The tribunal’s ultra vires act and its illegitimate ruling are extremely dangerous. The award, which is riddled with errors on procedures, law, evidence and facts, is void of impartiality and credibility and has no binding force. It has undermined the integrity and authority of UNCLOS, shaken the confidence of countries in third-party arbitration mechanisms, eroded the very basis of modern international law and international order, and undercut regional peace and stability.
China’s territorial sovereignty and maritime rights and interests will not be affected by the award in any way. China opposes and will never accept any claim or action arising from this award. Still less will China conduct negotiation with any country on the basis of this illegal award. No individual, country or organization shall succeed in using the award to pressure China or undermine China’s firm resolve to safeguard its sovereignty and rights as well as international equity and justice.
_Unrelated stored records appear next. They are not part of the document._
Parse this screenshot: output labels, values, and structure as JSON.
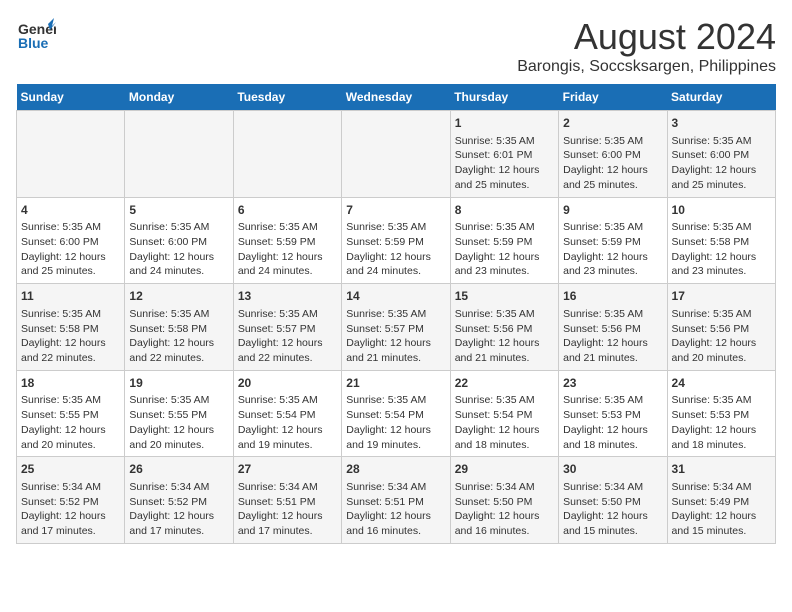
{
  "logo": {
    "line1": "General",
    "line2": "Blue"
  },
  "title": "August 2024",
  "subtitle": "Barongis, Soccsksargen, Philippines",
  "days_of_week": [
    "Sunday",
    "Monday",
    "Tuesday",
    "Wednesday",
    "Thursday",
    "Friday",
    "Saturday"
  ],
  "weeks": [
    [
      {
        "day": "",
        "info": ""
      },
      {
        "day": "",
        "info": ""
      },
      {
        "day": "",
        "info": ""
      },
      {
        "day": "",
        "info": ""
      },
      {
        "day": "1",
        "info": "Sunrise: 5:35 AM\nSunset: 6:01 PM\nDaylight: 12 hours and 25 minutes."
      },
      {
        "day": "2",
        "info": "Sunrise: 5:35 AM\nSunset: 6:00 PM\nDaylight: 12 hours and 25 minutes."
      },
      {
        "day": "3",
        "info": "Sunrise: 5:35 AM\nSunset: 6:00 PM\nDaylight: 12 hours and 25 minutes."
      }
    ],
    [
      {
        "day": "4",
        "info": "Sunrise: 5:35 AM\nSunset: 6:00 PM\nDaylight: 12 hours and 25 minutes."
      },
      {
        "day": "5",
        "info": "Sunrise: 5:35 AM\nSunset: 6:00 PM\nDaylight: 12 hours and 24 minutes."
      },
      {
        "day": "6",
        "info": "Sunrise: 5:35 AM\nSunset: 5:59 PM\nDaylight: 12 hours and 24 minutes."
      },
      {
        "day": "7",
        "info": "Sunrise: 5:35 AM\nSunset: 5:59 PM\nDaylight: 12 hours and 24 minutes."
      },
      {
        "day": "8",
        "info": "Sunrise: 5:35 AM\nSunset: 5:59 PM\nDaylight: 12 hours and 23 minutes."
      },
      {
        "day": "9",
        "info": "Sunrise: 5:35 AM\nSunset: 5:59 PM\nDaylight: 12 hours and 23 minutes."
      },
      {
        "day": "10",
        "info": "Sunrise: 5:35 AM\nSunset: 5:58 PM\nDaylight: 12 hours and 23 minutes."
      }
    ],
    [
      {
        "day": "11",
        "info": "Sunrise: 5:35 AM\nSunset: 5:58 PM\nDaylight: 12 hours and 22 minutes."
      },
      {
        "day": "12",
        "info": "Sunrise: 5:35 AM\nSunset: 5:58 PM\nDaylight: 12 hours and 22 minutes."
      },
      {
        "day": "13",
        "info": "Sunrise: 5:35 AM\nSunset: 5:57 PM\nDaylight: 12 hours and 22 minutes."
      },
      {
        "day": "14",
        "info": "Sunrise: 5:35 AM\nSunset: 5:57 PM\nDaylight: 12 hours and 21 minutes."
      },
      {
        "day": "15",
        "info": "Sunrise: 5:35 AM\nSunset: 5:56 PM\nDaylight: 12 hours and 21 minutes."
      },
      {
        "day": "16",
        "info": "Sunrise: 5:35 AM\nSunset: 5:56 PM\nDaylight: 12 hours and 21 minutes."
      },
      {
        "day": "17",
        "info": "Sunrise: 5:35 AM\nSunset: 5:56 PM\nDaylight: 12 hours and 20 minutes."
      }
    ],
    [
      {
        "day": "18",
        "info": "Sunrise: 5:35 AM\nSunset: 5:55 PM\nDaylight: 12 hours and 20 minutes."
      },
      {
        "day": "19",
        "info": "Sunrise: 5:35 AM\nSunset: 5:55 PM\nDaylight: 12 hours and 20 minutes."
      },
      {
        "day": "20",
        "info": "Sunrise: 5:35 AM\nSunset: 5:54 PM\nDaylight: 12 hours and 19 minutes."
      },
      {
        "day": "21",
        "info": "Sunrise: 5:35 AM\nSunset: 5:54 PM\nDaylight: 12 hours and 19 minutes."
      },
      {
        "day": "22",
        "info": "Sunrise: 5:35 AM\nSunset: 5:54 PM\nDaylight: 12 hours and 18 minutes."
      },
      {
        "day": "23",
        "info": "Sunrise: 5:35 AM\nSunset: 5:53 PM\nDaylight: 12 hours and 18 minutes."
      },
      {
        "day": "24",
        "info": "Sunrise: 5:35 AM\nSunset: 5:53 PM\nDaylight: 12 hours and 18 minutes."
      }
    ],
    [
      {
        "day": "25",
        "info": "Sunrise: 5:34 AM\nSunset: 5:52 PM\nDaylight: 12 hours and 17 minutes."
      },
      {
        "day": "26",
        "info": "Sunrise: 5:34 AM\nSunset: 5:52 PM\nDaylight: 12 hours and 17 minutes."
      },
      {
        "day": "27",
        "info": "Sunrise: 5:34 AM\nSunset: 5:51 PM\nDaylight: 12 hours and 17 minutes."
      },
      {
        "day": "28",
        "info": "Sunrise: 5:34 AM\nSunset: 5:51 PM\nDaylight: 12 hours and 16 minutes."
      },
      {
        "day": "29",
        "info": "Sunrise: 5:34 AM\nSunset: 5:50 PM\nDaylight: 12 hours and 16 minutes."
      },
      {
        "day": "30",
        "info": "Sunrise: 5:34 AM\nSunset: 5:50 PM\nDaylight: 12 hours and 15 minutes."
      },
      {
        "day": "31",
        "info": "Sunrise: 5:34 AM\nSunset: 5:49 PM\nDaylight: 12 hours and 15 minutes."
      }
    ]
  ]
}
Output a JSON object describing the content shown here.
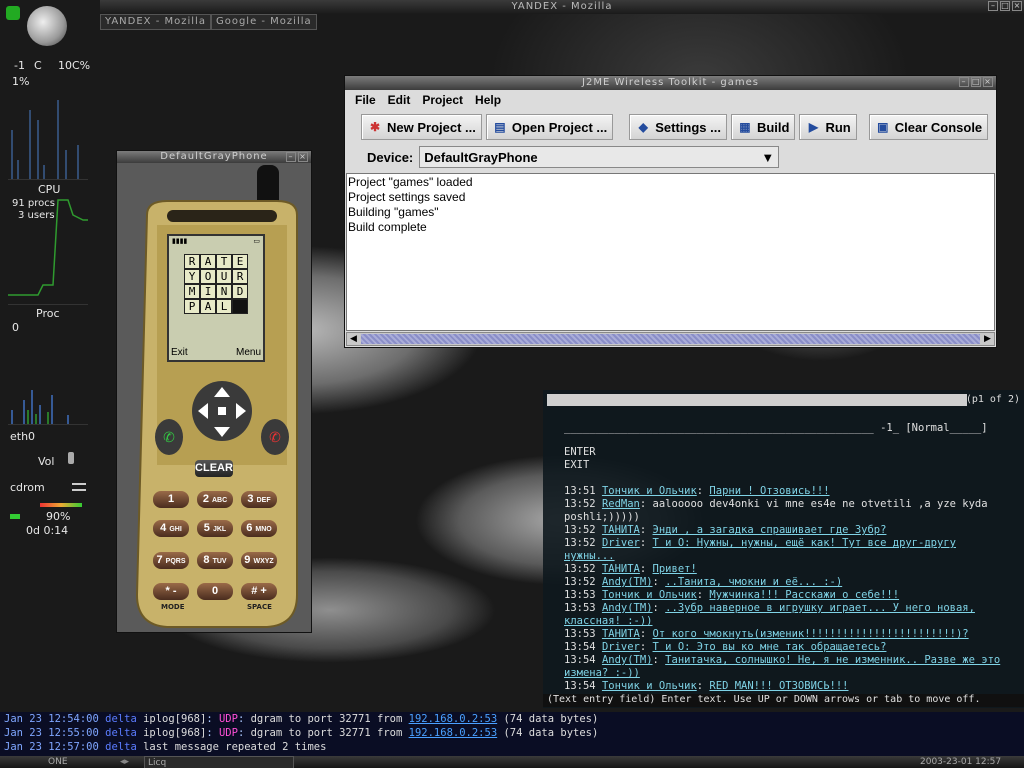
{
  "topbar": {
    "title": "YANDEX - Mozilla"
  },
  "tasks": [
    "YANDEX - Mozilla",
    "Google - Mozilla"
  ],
  "gkrellm": {
    "temp": "-1",
    "temp_unit": "C",
    "moon_pct": "10C%",
    "cpu_pct": "1%",
    "cpu_label": "CPU",
    "procs": "91 procs",
    "users": "3 users",
    "proc_label": "Proc",
    "proc_val": "0",
    "net_label": "eth0",
    "vol_label": "Vol",
    "cdrom_label": "cdrom",
    "battery_pct": "90%",
    "uptime": "0d  0:14"
  },
  "jwin": {
    "title": "J2ME Wireless Toolkit - games",
    "menu": [
      "File",
      "Edit",
      "Project",
      "Help"
    ],
    "toolbar": [
      {
        "label": "New Project ...",
        "icon": "new-project-icon",
        "glyph": "✱"
      },
      {
        "label": "Open Project ...",
        "icon": "open-project-icon",
        "glyph": "▤"
      },
      {
        "label": "Settings ...",
        "icon": "settings-icon",
        "glyph": "◆"
      },
      {
        "label": "Build",
        "icon": "build-icon",
        "glyph": "▦"
      },
      {
        "label": "Run",
        "icon": "run-icon",
        "glyph": "▶"
      },
      {
        "label": "Clear Console",
        "icon": "clear-console-icon",
        "glyph": "▣"
      }
    ],
    "device_label": "Device:",
    "device_value": "DefaultGrayPhone",
    "console": [
      "Project \"games\" loaded",
      "Project settings saved",
      "Building \"games\"",
      "Build complete"
    ]
  },
  "phone": {
    "title": "DefaultGrayPhone",
    "grid": [
      [
        "R",
        "A",
        "T",
        "E"
      ],
      [
        "Y",
        "O",
        "U",
        "R"
      ],
      [
        "M",
        "I",
        "N",
        "D"
      ],
      [
        "P",
        "A",
        "L",
        ""
      ]
    ],
    "soft_left": "Exit",
    "soft_right": "Menu",
    "clear": "CLEAR",
    "keys": [
      {
        "n": "1",
        "l": ""
      },
      {
        "n": "2",
        "l": "ABC"
      },
      {
        "n": "3",
        "l": "DEF"
      },
      {
        "n": "4",
        "l": "GHI"
      },
      {
        "n": "5",
        "l": "JKL"
      },
      {
        "n": "6",
        "l": "MNO"
      },
      {
        "n": "7",
        "l": "PQRS"
      },
      {
        "n": "8",
        "l": "TUV"
      },
      {
        "n": "9",
        "l": "WXYZ"
      },
      {
        "n": "* -",
        "l": ""
      },
      {
        "n": "0",
        "l": ""
      },
      {
        "n": "# +",
        "l": ""
      }
    ],
    "mode": "MODE",
    "space": "SPACE"
  },
  "term": {
    "page": "(p1 of 2)",
    "header": "_________________________________________________ -1_ [Normal_____]",
    "enter": "ENTER",
    "exit": "EXIT",
    "messages": [
      {
        "t": "13:51",
        "n": "Тончик и Ольчик",
        "m": "Парни ! Отзовись!!!",
        "c": true
      },
      {
        "t": "13:52",
        "n": "RedMan",
        "m": "aalooooo dev4onki vi mne es4e ne otvetili ,a yze kyda poshli;)))))",
        "c": false
      },
      {
        "t": "13:52",
        "n": "ТАНИТА",
        "m": "Энди , а загадка спрашивает где Зубр?",
        "c": true
      },
      {
        "t": "13:52",
        "n": "Driver",
        "m": "Т и О: Нужны, нужны, ещё как! Тут все друг-другу нужны...",
        "c": true
      },
      {
        "t": "13:52",
        "n": "ТАНИТА",
        "m": "Привет!",
        "c": true
      },
      {
        "t": "13:52",
        "n": "Andy(TM)",
        "m": "..Танита, чмокни и её... :-)",
        "c": true
      },
      {
        "t": "13:53",
        "n": "Тончик и Ольчик",
        "m": "Мужчинка!!! Расскажи о себе!!!",
        "c": true
      },
      {
        "t": "13:53",
        "n": "Andy(TM)",
        "m": "..Зубр наверное в игрушку играет... У него новая, классная! :-))",
        "c": true
      },
      {
        "t": "13:53",
        "n": "ТАНИТА",
        "m": "От кого чмокнуть(изменик!!!!!!!!!!!!!!!!!!!!!!!!)?",
        "c": true
      },
      {
        "t": "13:54",
        "n": "Driver",
        "m": "Т и О: Это вы ко мне так обращаетесь?",
        "c": true
      },
      {
        "t": "13:54",
        "n": "Andy(TM)",
        "m": "Танитачка, солнышко! Не, я не изменник.. Разве же это измена? :-))",
        "c": true
      },
      {
        "t": "13:54",
        "n": "Тончик и Ольчик",
        "m": "RED MAN!!! ОТЗОВИСЬ!!!",
        "c": true
      }
    ],
    "status": "(Text entry field) Enter text.  Use UP or DOWN arrows or tab to move off."
  },
  "log": [
    {
      "date": "Jan 23 12:54:00",
      "host": "delta",
      "proc": "iplog[968]",
      "proto": "UDP",
      "msg": "dgram to port 32771 from",
      "ip": "192.168.0.2:53",
      "tail": "(74 data bytes)"
    },
    {
      "date": "Jan 23 12:55:00",
      "host": "delta",
      "proc": "iplog[968]",
      "proto": "UDP",
      "msg": "dgram to port 32771 from",
      "ip": "192.168.0.2:53",
      "tail": "(74 data bytes)"
    },
    {
      "date": "Jan 23 12:57:00",
      "host": "delta",
      "proc": "",
      "proto": "",
      "msg": "last message repeated 2 times",
      "ip": "",
      "tail": ""
    }
  ],
  "bottombar": {
    "desk": "ONE",
    "task": "Licq",
    "clock": "2003-23-01 12:57"
  }
}
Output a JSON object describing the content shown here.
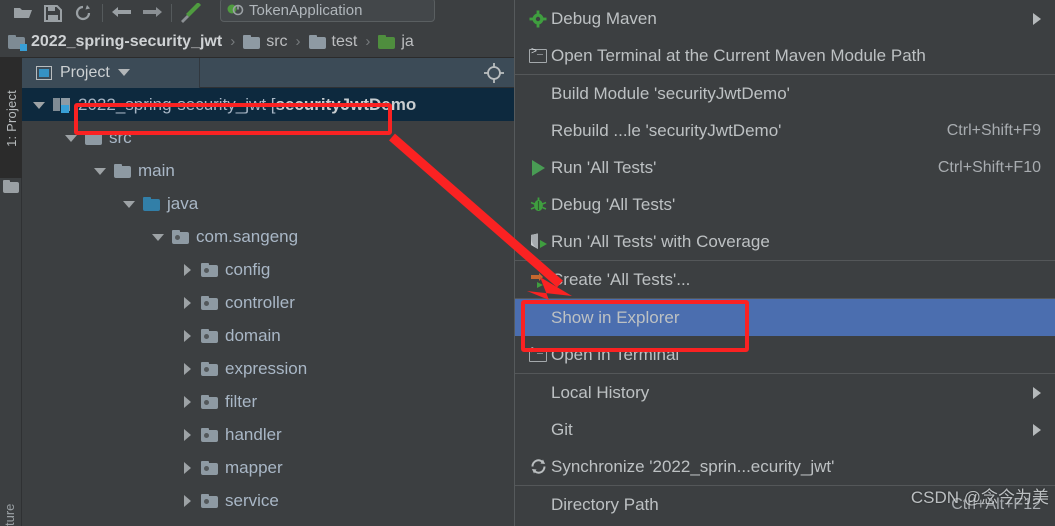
{
  "toolbar": {
    "icons": [
      {
        "name": "open-folder-icon",
        "glyph": "open-folder"
      },
      {
        "name": "save-all-icon",
        "glyph": "save"
      },
      {
        "name": "sync-refresh-icon",
        "glyph": "refresh"
      },
      {
        "name": "undo-icon",
        "glyph": "undo"
      },
      {
        "name": "redo-icon",
        "glyph": "redo"
      },
      {
        "name": "build-hammer-icon",
        "glyph": "hammer"
      }
    ],
    "run_config": {
      "label": "TokenApplication",
      "icon": "run-config-icon"
    }
  },
  "breadcrumb": {
    "items": [
      {
        "label": "2022_spring-security_jwt",
        "icon": "module-folder-icon",
        "bold": true,
        "folder": "module"
      },
      {
        "label": "src",
        "icon": "folder-icon",
        "bold": false,
        "folder": "gray"
      },
      {
        "label": "test",
        "icon": "folder-icon",
        "bold": false,
        "folder": "gray"
      },
      {
        "label": "ja",
        "icon": "test-source-folder-icon",
        "bold": false,
        "folder": "green"
      }
    ],
    "separator": "›"
  },
  "toolstrip": {
    "project_button": "1: Project",
    "bottom_label": "ture"
  },
  "panel": {
    "tab_label": "Project",
    "tab_icon": "project-view-icon",
    "dropdown_icon": "chevron-down-icon",
    "locate_icon": "select-opened-file-icon"
  },
  "tree": {
    "rows": [
      {
        "label": "2022_spring-security_jwt [",
        "bold_label": "securityJwtDemo",
        "indent": 0,
        "state": "open",
        "icon": "module-icon",
        "selected": true
      },
      {
        "label": "src",
        "indent": 1,
        "state": "open",
        "icon": "folder-icon",
        "selected": false
      },
      {
        "label": "main",
        "indent": 2,
        "state": "open",
        "icon": "folder-icon",
        "selected": false
      },
      {
        "label": "java",
        "indent": 3,
        "state": "open",
        "icon": "source-folder-icon",
        "selected": false
      },
      {
        "label": "com.sangeng",
        "indent": 4,
        "state": "open",
        "icon": "package-icon",
        "selected": false
      },
      {
        "label": "config",
        "indent": 5,
        "state": "closed",
        "icon": "package-icon",
        "selected": false
      },
      {
        "label": "controller",
        "indent": 5,
        "state": "closed",
        "icon": "package-icon",
        "selected": false
      },
      {
        "label": "domain",
        "indent": 5,
        "state": "closed",
        "icon": "package-icon",
        "selected": false
      },
      {
        "label": "expression",
        "indent": 5,
        "state": "closed",
        "icon": "package-icon",
        "selected": false
      },
      {
        "label": "filter",
        "indent": 5,
        "state": "closed",
        "icon": "package-icon",
        "selected": false
      },
      {
        "label": "handler",
        "indent": 5,
        "state": "closed",
        "icon": "package-icon",
        "selected": false
      },
      {
        "label": "mapper",
        "indent": 5,
        "state": "closed",
        "icon": "package-icon",
        "selected": false
      },
      {
        "label": "service",
        "indent": 5,
        "state": "closed",
        "icon": "package-icon",
        "selected": false
      }
    ]
  },
  "context_menu": {
    "items": [
      {
        "type": "item",
        "label": "Debug Maven",
        "icon": "maven-gear-icon",
        "accel": "",
        "submenu": true,
        "selected": false
      },
      {
        "type": "item",
        "label": "Open Terminal at the Current Maven Module Path",
        "icon": "terminal-icon",
        "accel": "",
        "submenu": false,
        "selected": false
      },
      {
        "type": "separator"
      },
      {
        "type": "item",
        "label": "Build Module 'securityJwtDemo'",
        "mnemonic": "M",
        "icon": "",
        "accel": "",
        "submenu": false,
        "selected": false
      },
      {
        "type": "item",
        "label": "Rebuild ...le 'securityJwtDemo'",
        "mnemonic": "e",
        "icon": "",
        "accel": "Ctrl+Shift+F9",
        "submenu": false,
        "selected": false
      },
      {
        "type": "item",
        "label": "Run 'All Tests'",
        "mnemonic": "u",
        "icon": "run-icon",
        "accel": "Ctrl+Shift+F10",
        "submenu": false,
        "selected": false
      },
      {
        "type": "item",
        "label": "Debug 'All Tests'",
        "mnemonic": "D",
        "icon": "debug-icon",
        "accel": "",
        "submenu": false,
        "selected": false
      },
      {
        "type": "item",
        "label": "Run 'All Tests' with Coverage",
        "mnemonic": "v",
        "icon": "coverage-icon",
        "accel": "",
        "submenu": false,
        "selected": false
      },
      {
        "type": "separator"
      },
      {
        "type": "item",
        "label": "Create 'All Tests'...",
        "icon": "create-config-icon",
        "accel": "",
        "submenu": false,
        "selected": false
      },
      {
        "type": "separator"
      },
      {
        "type": "item",
        "label": "Show in Explorer",
        "icon": "",
        "accel": "",
        "submenu": false,
        "selected": true
      },
      {
        "type": "item",
        "label": "Open in Terminal",
        "icon": "terminal-icon",
        "accel": "",
        "submenu": false,
        "selected": false
      },
      {
        "type": "separator"
      },
      {
        "type": "item",
        "label": "Local History",
        "mnemonic": "H",
        "icon": "",
        "accel": "",
        "submenu": true,
        "selected": false
      },
      {
        "type": "item",
        "label": "Git",
        "mnemonic": "G",
        "icon": "",
        "accel": "",
        "submenu": true,
        "selected": false
      },
      {
        "type": "item",
        "label": "Synchronize '2022_sprin...ecurity_jwt'",
        "icon": "synchronize-icon",
        "accel": "",
        "submenu": false,
        "selected": false
      },
      {
        "type": "separator"
      },
      {
        "type": "item",
        "label": "Directory Path",
        "icon": "",
        "accel": "Ctrl+Alt+F12",
        "submenu": false,
        "selected": false
      }
    ]
  },
  "watermark": {
    "text": "CSDN @念今为美"
  },
  "colors": {
    "background": "#3c3f41",
    "menu_selected": "#4b6eaf",
    "tree_selected": "#0d293e",
    "annotation_red": "#fa2222",
    "text": "#bdc1c3",
    "accent_blue": "#389fd6",
    "run_green": "#499c54"
  }
}
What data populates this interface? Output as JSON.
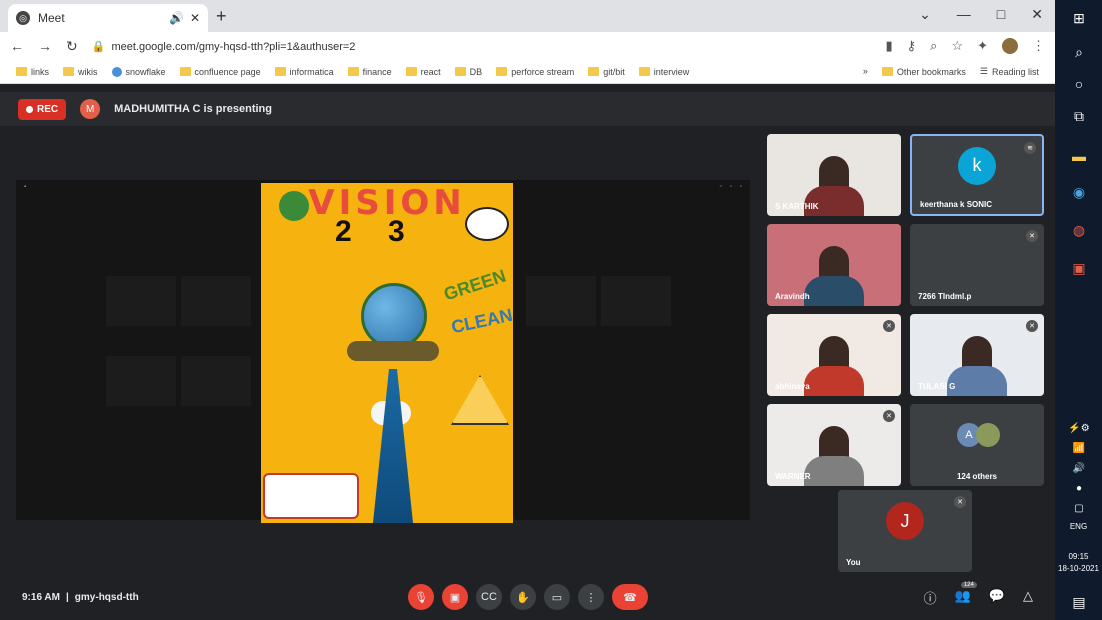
{
  "tab": {
    "title": "Meet",
    "favicon": "meet-icon"
  },
  "window_controls": [
    "⌄",
    "—",
    "□",
    "✕"
  ],
  "address": {
    "url": "meet.google.com/gmy-hqsd-tth?pli=1&authuser=2"
  },
  "bookmarks": [
    {
      "label": "links",
      "icon": "folder-icon"
    },
    {
      "label": "wikis",
      "icon": "folder-icon"
    },
    {
      "label": "snowflake",
      "icon": "globe-icon"
    },
    {
      "label": "confluence page",
      "icon": "folder-icon"
    },
    {
      "label": "informatica",
      "icon": "folder-icon"
    },
    {
      "label": "finance",
      "icon": "folder-icon"
    },
    {
      "label": "react",
      "icon": "folder-icon"
    },
    {
      "label": "DB",
      "icon": "folder-icon"
    },
    {
      "label": "perforce stream",
      "icon": "folder-icon"
    },
    {
      "label": "git/bit",
      "icon": "folder-icon"
    },
    {
      "label": "interview",
      "icon": "folder-icon"
    }
  ],
  "bookmarks_right": {
    "other": "Other bookmarks",
    "reading": "Reading list"
  },
  "meet": {
    "rec_label": "REC",
    "presenter_initial": "M",
    "presenting_text": "MADHUMITHA C is presenting",
    "poster": {
      "title": "VISION",
      "year": "2 3",
      "green": "GREEN",
      "clean": "CLEAN"
    }
  },
  "participants": [
    {
      "name": "S KARTHIK",
      "type": "video",
      "bg": "#e9e6e2"
    },
    {
      "name": "keerthana k SONIC",
      "type": "avatar",
      "initial": "k",
      "avatar_color": "#0aa5d6",
      "highlight": true
    },
    {
      "name": "Aravindh",
      "type": "video",
      "bg": "#c96f78"
    },
    {
      "name": "7266 TIndml.p",
      "type": "empty"
    },
    {
      "name": "abhinaya",
      "type": "video",
      "bg": "#f1e9e4"
    },
    {
      "name": "TULASI G",
      "type": "video",
      "bg": "#e7eaee"
    },
    {
      "name": "WARNER",
      "type": "video",
      "bg": "#ecebea"
    },
    {
      "name": "124 others",
      "type": "others",
      "initial": "A"
    },
    {
      "name": "You",
      "type": "avatar",
      "initial": "J",
      "avatar_color": "#b3261e"
    }
  ],
  "bottom": {
    "time": "9:16 AM",
    "separator": "|",
    "code": "gmy-hqsd-tth",
    "others_badge": "124"
  },
  "taskbar": {
    "lang": "ENG",
    "time": "09:15",
    "date": "18-10-2021"
  }
}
Such a firm position of China is both for the sake of protecting its own rights and interests, and aimed to uphold international rule of law, equity and justice, and the authority and integrity of UNCLOS.
Negotiation and consultation is the only way out for the resolution of the South China Sea issue. Being the largest littoral country of the South China Sea, China will, acting on the larger interest of peace and stability in the South China Sea and the fundamental interests of all countries in the region, work with relevant countries, including the Philippines, to resolve the disputes through negotiation and consultation on the basis of respecting historical facts and in accordance with international law. We are ready to join efforts with ASEAN countries to promote the full and effective implementation of the DOC, take forward the consultations on the Code of Conduct and step up maritime cooperation including joint development, with a view to making the South China Sea a sea of peace, friendship and cooperation. We hope non-littoral countries could play a positive and constructive role by supporting the resolution of relevant disputes through direct negotiations and the joint efforts by China and ASEAN countries to maintain peace and stability in the South China Sea.